Problem description - Search the data for the string "emote" and gather each line it is in.

───── Data supplied ─────

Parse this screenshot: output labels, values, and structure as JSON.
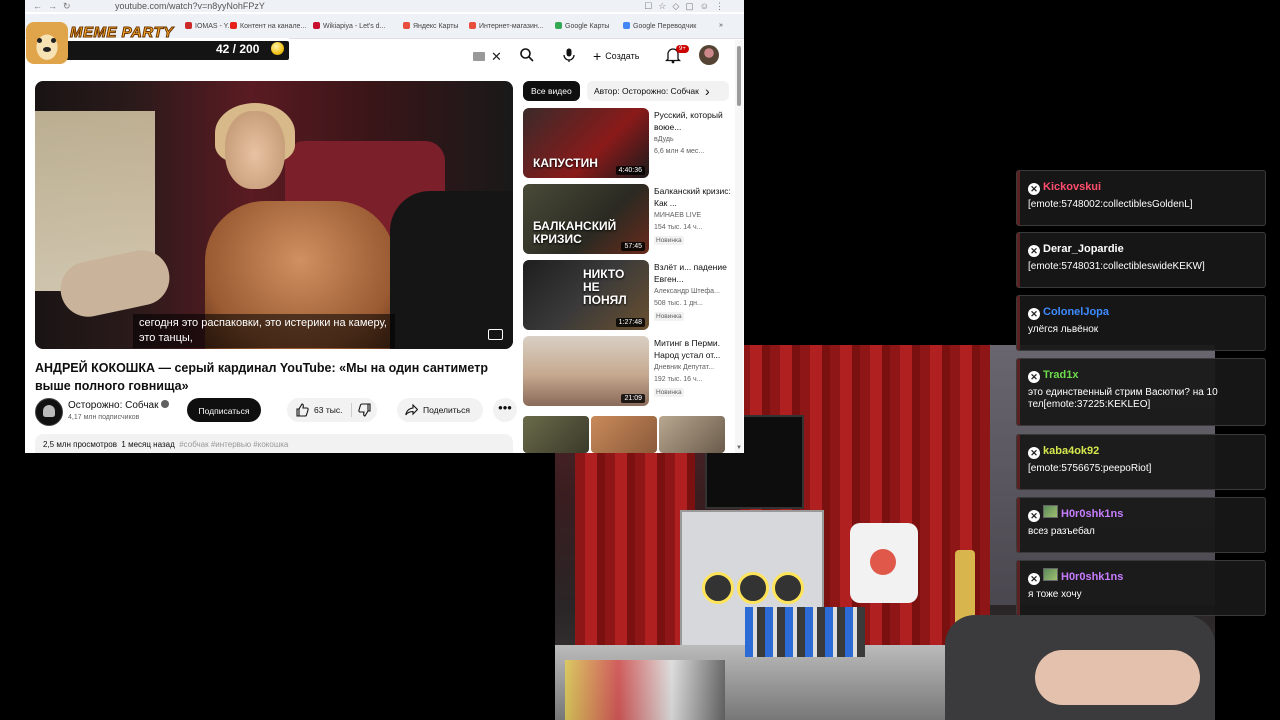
{
  "browser": {
    "url": "youtube.com/watch?v=n8yyNohFPzY",
    "bookmarks": [
      {
        "label": "IOMAS - Y...",
        "color": "#cc2a2a"
      },
      {
        "label": "Контент на канале...",
        "color": "#e62117"
      },
      {
        "label": "Wikiapiya - Let's d...",
        "color": "#c8102e"
      },
      {
        "label": "Яндекс Карты",
        "color": "#e84d3d"
      },
      {
        "label": "Интернет-магазин...",
        "color": "#e84d3d"
      },
      {
        "label": "Google Карты",
        "color": "#34a853"
      },
      {
        "label": "Google Переводчик",
        "color": "#4285f4"
      }
    ],
    "more_bookmarks": "»"
  },
  "youtube": {
    "create_label": "Создать",
    "notification_count": "9+",
    "video": {
      "subtitle": "сегодня это распаковки, это истерики на камеру, это танцы,",
      "title": "АНДРЕЙ КОКОШКА — серый кардинал YouTube: «Мы на один сантиметр выше полного говнища»",
      "channel": "Осторожно: Собчак",
      "subscribers": "4,17 млн подписчиков",
      "subscribe_label": "Подписаться",
      "likes": "63 тыс.",
      "share_label": "Поделиться",
      "more_label": "•••",
      "views": "2,5 млн просмотров",
      "date": "1 месяц назад",
      "tags": "#собчак #интервью #кокошка"
    },
    "chips": {
      "all": "Все видео",
      "author": "Автор: Осторожно: Собчак",
      "next": "›"
    },
    "recommendations": [
      {
        "title": "Русский, который воюе...",
        "channel": "вДудь",
        "meta": "6,6 млн  4 мес...",
        "duration": "4:40:36",
        "thumb_text": "КАПУСТИН",
        "thumb_color": "#8a1a1a",
        "badge": ""
      },
      {
        "title": "Балканский кризис: Как ...",
        "channel": "МИНАЕВ LIVE",
        "meta": "154 тыс.  14 ч...",
        "duration": "57:45",
        "thumb_text": "БАЛКАНСКИЙ КРИЗИС",
        "thumb_color": "#3a3a2a",
        "badge": "Новинка"
      },
      {
        "title": "Взлёт и... падение Евген...",
        "channel": "Александр Штефа...",
        "meta": "508 тыс.  1 дн...",
        "duration": "1:27:48",
        "thumb_text": "НИКТО НЕ ПОНЯЛ",
        "thumb_color": "#2a2a2a",
        "badge": "Новинка"
      },
      {
        "title": "Митинг в Перми. Народ устал от...",
        "channel": "Дневник Депутат...",
        "meta": "192 тыс.  16 ч...",
        "duration": "21:09",
        "thumb_text": "",
        "thumb_color": "#c9b8a6",
        "badge": "Новинка"
      }
    ]
  },
  "meme_party": {
    "title": "MEME PARTY",
    "progress_text": "42 / 200",
    "progress_value": 42,
    "progress_max": 200
  },
  "chat": {
    "messages": [
      {
        "user": "Kickovskui",
        "color": "#ff4d6d",
        "text": "[emote:5748002:collectiblesGoldenL]",
        "avatar": false
      },
      {
        "user": "Derar_Jopardie",
        "color": "#ffffff",
        "text": "[emote:5748031:collectibleswideKEKW]",
        "avatar": false
      },
      {
        "user": "ColonelJopa",
        "color": "#3d8bff",
        "text": "улёгся львёнок",
        "avatar": false
      },
      {
        "user": "Trad1x",
        "color": "#6ddb4a",
        "text": "это единственный стрим Васютки? на 10 тел[emote:37225:KEKLEO]",
        "avatar": false
      },
      {
        "user": "kaba4ok92",
        "color": "#d6e84d",
        "text": "[emote:5756675:peepoRiot]",
        "avatar": false
      },
      {
        "user": "H0r0shk1ns",
        "color": "#c77dff",
        "text": "всез разъебал",
        "avatar": true
      },
      {
        "user": "H0r0shk1ns",
        "color": "#c77dff",
        "text": "я тоже хочу",
        "avatar": true
      }
    ]
  }
}
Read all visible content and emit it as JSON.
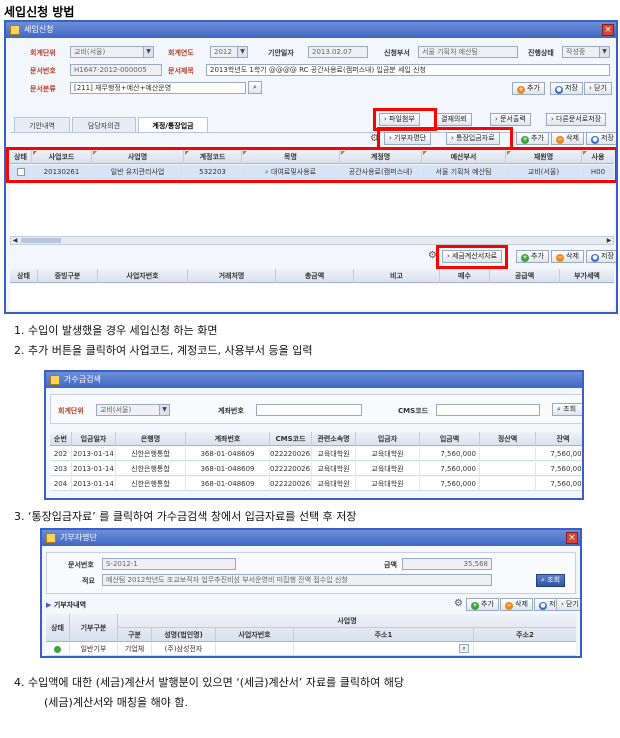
{
  "doc_title": "세입신청 방법",
  "main_window": {
    "title": "세입신청",
    "fields": {
      "unit_label": "회계단위",
      "unit_value": "교비(서울)",
      "year_label": "회계연도",
      "year_value": "2012",
      "date_label": "기안일자",
      "date_value": "2013.02.07",
      "dept_label": "신청부서",
      "dept_value": "서울 기획처 예산팀",
      "status_label": "진행상태",
      "status_value": "작성중",
      "docno_label": "문서번호",
      "docno_value": "H1647-2012-000005",
      "subject_label": "문서제목",
      "subject_value": "2013학년도 1학기 @@@@ RC 공간사용료(캠퍼스내) 입금분 세입 신청",
      "class_label": "문서분류",
      "class_value": "[211] 재무행정+예산+예산운영"
    },
    "buttons": {
      "add": "추가",
      "save": "저장",
      "close": "닫기",
      "attach": "파일첨부",
      "approval": "결재의뢰",
      "print": "문서출력",
      "other_save": "다른문서로저장",
      "donor": "기부자명단",
      "deposit": "통장입금자료",
      "grid_add": "추가",
      "grid_delete": "삭제",
      "grid_save": "저장",
      "tax": "세금계산서자료",
      "tax_add": "추가",
      "tax_delete": "삭제",
      "tax_save": "저장"
    },
    "tabs": [
      "기안내역",
      "담당자의견",
      "계정/통장입금"
    ],
    "grid_headers": [
      "상태",
      "사업코드",
      "사업명",
      "계정코드",
      "목명",
      "계정명",
      "예산부서",
      "재원명",
      "사용"
    ],
    "grid_row": [
      "",
      "20130261",
      "일반 유지관리사업",
      "532203",
      "대여료및사용료",
      "공간사용료(캠퍼스내)",
      "서울 기획처 예산팀",
      "교비(서울)",
      "H00"
    ],
    "tax_headers": [
      "상태",
      "증빙구분",
      "사업자번호",
      "거래처명",
      "총금액",
      "비고",
      "매수",
      "공급액",
      "부가세액"
    ]
  },
  "steps": {
    "s1": "1. 수입이 발생했을 경우 세입신청 하는 화면",
    "s2": "2. 추가 버튼을 클릭하여 사업코드, 계정코드, 사용부서 등을 입력",
    "s3": "3. ‘통장입금자료’ 를 클릭하여 가수금검색 창에서 입금자료를 선택 후 저장",
    "s4a": "4. 수입액에 대한 (세금)계산서 발행분이 있으면 ‘(세금)계산서’ 자료를 클릭하여 해당",
    "s4b": "(세금)계산서와 매칭을 해야 함."
  },
  "suspense_window": {
    "title": "가수금검색",
    "unit_label": "회계단위",
    "unit_value": "교비(서울)",
    "account_label": "계좌번호",
    "cms_label": "CMS코드",
    "search": "조회",
    "headers": [
      "순번",
      "입금일자",
      "은행명",
      "계좌번호",
      "CMS코드",
      "관련소속명",
      "입금자",
      "입금액",
      "정산액",
      "잔액"
    ],
    "rows": [
      [
        "202",
        "2013-01-14",
        "신한은행통합",
        "368-01-048609",
        "0222200262",
        "교육대학원",
        "교육대학원",
        "7,560,000",
        "",
        "7,560,000"
      ],
      [
        "203",
        "2013-01-14",
        "신한은행통합",
        "368-01-048609",
        "0222200262",
        "교육대학원",
        "교육대학원",
        "7,560,000",
        "",
        "7,560,000"
      ],
      [
        "204",
        "2013-01-14",
        "신한은행통합",
        "368-01-048609",
        "0222200262",
        "교육대학원",
        "교육대학원",
        "7,560,000",
        "",
        "7,560,000"
      ]
    ]
  },
  "donor_window": {
    "title": "기부자명단",
    "docno_label": "문서번호",
    "docno_value": "S-2012-1",
    "amount_label": "금액",
    "amount_value": "35,568",
    "summary_label": "적요",
    "summary_value": "예산팀 2012학년도 조교보직자 업무추진비성 부서운영비 미집행 잔액 접수입 신청",
    "search": "조회",
    "section": "기부자내역",
    "btn_add": "추가",
    "btn_delete": "삭제",
    "btn_save": "저장",
    "btn_close": "닫기",
    "top_header": "사업명",
    "headers": [
      "상태",
      "기부구분",
      "구분",
      "성명(법인명)",
      "사업자번호",
      "주소1",
      "주소2"
    ],
    "row": [
      "",
      "일반기부",
      "기업체",
      "(주)삼성전자",
      "",
      "",
      ""
    ]
  },
  "colors": {
    "highlight": "#ff0000",
    "window_border": "#3a5fcd",
    "label": "#b5422d"
  }
}
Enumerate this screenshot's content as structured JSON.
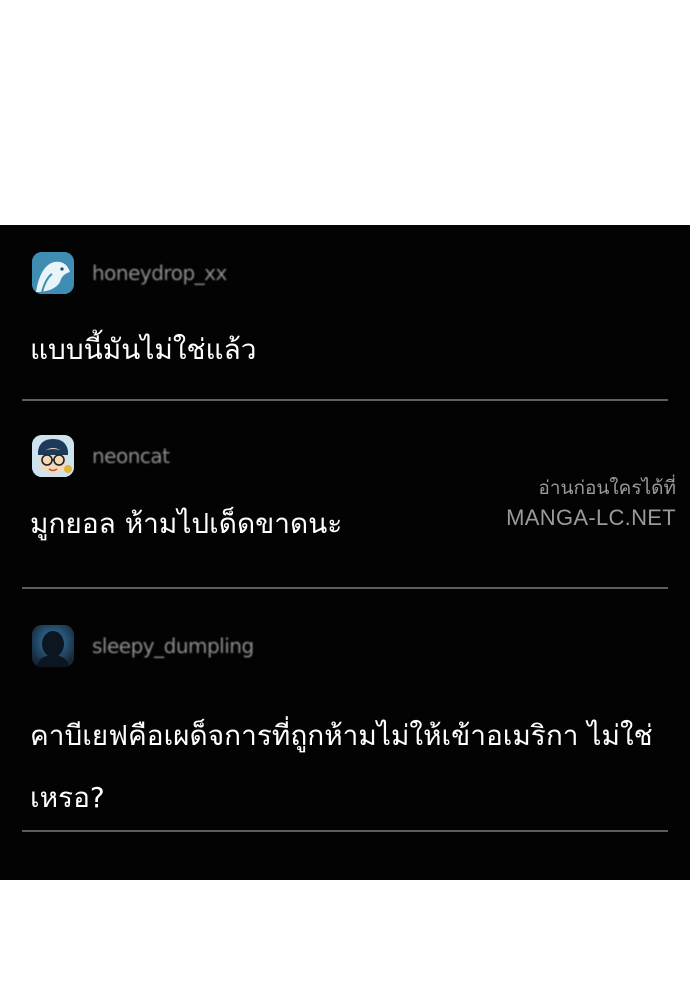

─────

Written solution -
        "text": "[emote:5748002:collectiblesGoldenL]",
        "text": "[emote:5748031:collectibleswideKEKW]",
        "text": "это единственный стрим Васютки? на 10 тел[emote:37225:KEKLEO]",
        "text": "[emote:5756675:peepoRiot]",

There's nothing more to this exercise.